[Supplied material Boundary: Start]

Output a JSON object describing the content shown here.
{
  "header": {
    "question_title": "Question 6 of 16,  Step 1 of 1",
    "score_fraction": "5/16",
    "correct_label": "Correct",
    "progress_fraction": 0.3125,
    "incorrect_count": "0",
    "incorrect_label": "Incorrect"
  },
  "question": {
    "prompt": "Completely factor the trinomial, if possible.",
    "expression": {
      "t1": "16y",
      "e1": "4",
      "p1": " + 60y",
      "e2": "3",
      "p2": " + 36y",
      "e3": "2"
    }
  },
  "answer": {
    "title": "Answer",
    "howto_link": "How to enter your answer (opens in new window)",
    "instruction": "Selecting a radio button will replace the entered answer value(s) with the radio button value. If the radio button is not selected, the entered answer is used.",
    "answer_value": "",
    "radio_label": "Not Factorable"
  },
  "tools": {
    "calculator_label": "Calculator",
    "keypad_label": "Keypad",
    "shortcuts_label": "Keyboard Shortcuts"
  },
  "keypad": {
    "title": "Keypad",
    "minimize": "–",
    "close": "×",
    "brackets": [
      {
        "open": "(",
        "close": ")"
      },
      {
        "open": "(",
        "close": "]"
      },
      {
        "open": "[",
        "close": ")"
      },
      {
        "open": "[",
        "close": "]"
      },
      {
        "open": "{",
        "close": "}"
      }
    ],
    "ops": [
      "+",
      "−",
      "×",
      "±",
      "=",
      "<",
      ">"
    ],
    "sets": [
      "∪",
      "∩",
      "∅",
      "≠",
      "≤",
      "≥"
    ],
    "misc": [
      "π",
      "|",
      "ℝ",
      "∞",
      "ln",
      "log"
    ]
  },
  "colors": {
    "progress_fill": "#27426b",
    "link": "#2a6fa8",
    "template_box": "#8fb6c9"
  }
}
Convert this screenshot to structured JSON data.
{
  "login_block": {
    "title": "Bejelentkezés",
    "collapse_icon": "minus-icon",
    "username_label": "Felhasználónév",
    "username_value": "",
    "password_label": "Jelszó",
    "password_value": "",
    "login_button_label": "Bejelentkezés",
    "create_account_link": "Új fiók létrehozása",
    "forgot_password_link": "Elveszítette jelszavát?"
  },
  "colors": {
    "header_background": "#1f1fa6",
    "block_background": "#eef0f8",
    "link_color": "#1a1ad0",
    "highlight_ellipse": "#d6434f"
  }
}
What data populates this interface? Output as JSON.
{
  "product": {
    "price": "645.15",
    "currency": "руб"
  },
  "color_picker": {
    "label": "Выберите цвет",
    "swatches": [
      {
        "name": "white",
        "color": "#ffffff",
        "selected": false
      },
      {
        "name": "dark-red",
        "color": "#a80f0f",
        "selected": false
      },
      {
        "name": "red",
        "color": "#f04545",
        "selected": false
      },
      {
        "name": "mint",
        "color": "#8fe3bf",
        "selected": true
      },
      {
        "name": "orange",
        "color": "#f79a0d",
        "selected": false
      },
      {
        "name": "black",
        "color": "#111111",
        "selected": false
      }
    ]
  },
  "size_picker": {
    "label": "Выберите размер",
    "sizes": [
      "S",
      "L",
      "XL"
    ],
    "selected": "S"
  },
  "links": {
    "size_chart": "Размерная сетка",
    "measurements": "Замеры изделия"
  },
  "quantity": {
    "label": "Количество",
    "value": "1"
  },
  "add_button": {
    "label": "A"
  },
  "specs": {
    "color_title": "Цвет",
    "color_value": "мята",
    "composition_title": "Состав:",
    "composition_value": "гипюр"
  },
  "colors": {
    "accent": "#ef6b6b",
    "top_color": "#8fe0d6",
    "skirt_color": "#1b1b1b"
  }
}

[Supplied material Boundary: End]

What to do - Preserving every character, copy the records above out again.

Task output -
Output a JSON object describing the content shown here.
{
  "header": {
    "question_title": "Question 6 of 16,  Step 1 of 1",
    "score_fraction": "5/16",
    "correct_label": "Correct",
    "progress_fraction": 0.3125,
    "incorrect_count": "0",
    "incorrect_label": "Incorrect"
  },
  "question": {
    "prompt": "Completely factor the trinomial, if possible.",
    "expression": {
      "t1": "16y",
      "e1": "4",
      "p1": " + 60y",
      "e2": "3",
      "p2": " + 36y",
      "e3": "2"
    }
  },
  "answer": {
    "title": "Answer",
    "howto_link": "How to enter your answer (opens in new window)",
    "instruction": "Selecting a radio button will replace the entered answer value(s) with the radio button value. If the radio button is not selected, the entered answer is used.",
    "answer_value": "",
    "radio_label": "Not Factorable"
  },
  "tools": {
    "calculator_label": "Calculator",
    "keypad_label": "Keypad",
    "shortcuts_label": "Keyboard Shortcuts"
  },
  "keypad": {
    "title": "Keypad",
    "minimize": "–",
    "close": "×",
    "brackets": [
      {
        "open": "(",
        "close": ")"
      },
      {
        "open": "(",
        "close": "]"
      },
      {
        "open": "[",
        "close": ")"
      },
      {
        "open": "[",
        "close": "]"
      },
      {
        "open": "{",
        "close": "}"
      }
    ],
    "ops": [
      "+",
      "−",
      "×",
      "±",
      "=",
      "<",
      ">"
    ],
    "sets": [
      "∪",
      "∩",
      "∅",
      "≠",
      "≤",
      "≥"
    ],
    "misc": [
      "π",
      "|",
      "ℝ",
      "∞",
      "ln",
      "log"
    ]
  },
  "colors": {
    "progress_fill": "#27426b",
    "link": "#2a6fa8",
    "template_box": "#8fb6c9"
  }
}
Convert this screenshot to structured JSON data.
{
  "login_block": {
    "title": "Bejelentkezés",
    "collapse_icon": "minus-icon",
    "username_label": "Felhasználónév",
    "username_value": "",
    "password_label": "Jelszó",
    "password_value": "",
    "login_button_label": "Bejelentkezés",
    "create_account_link": "Új fiók létrehozása",
    "forgot_password_link": "Elveszítette jelszavát?"
  },
  "colors": {
    "header_background": "#1f1fa6",
    "block_background": "#eef0f8",
    "link_color": "#1a1ad0",
    "highlight_ellipse": "#d6434f"
  }
}
What data populates this interface? Output as JSON.
{
  "product": {
    "price": "645.15",
    "currency": "руб"
  },
  "color_picker": {
    "label": "Выберите цвет",
    "swatches": [
      {
        "name": "white",
        "color": "#ffffff",
        "selected": false
      },
      {
        "name": "dark-red",
        "color": "#a80f0f",
        "selected": false
      },
      {
        "name": "red",
        "color": "#f04545",
        "selected": false
      },
      {
        "name": "mint",
        "color": "#8fe3bf",
        "selected": true
      },
      {
        "name": "orange",
        "color": "#f79a0d",
        "selected": false
      },
      {
        "name": "black",
        "color": "#111111",
        "selected": false
      }
    ]
  },
  "size_picker": {
    "label": "Выберите размер",
    "sizes": [
      "S",
      "L",
      "XL"
    ],
    "selected": "S"
  },
  "links": {
    "size_chart": "Размерная сетка",
    "measurements": "Замеры изделия"
  },
  "quantity": {
    "label": "Количество",
    "value": "1"
  },
  "add_button": {
    "label": "A"
  },
  "specs": {
    "color_title": "Цвет",
    "color_value": "мята",
    "composition_title": "Состав:",
    "composition_value": "гипюр"
  },
  "colors": {
    "accent": "#ef6b6b",
    "top_color": "#8fe0d6",
    "skirt_color": "#1b1b1b"
  }
}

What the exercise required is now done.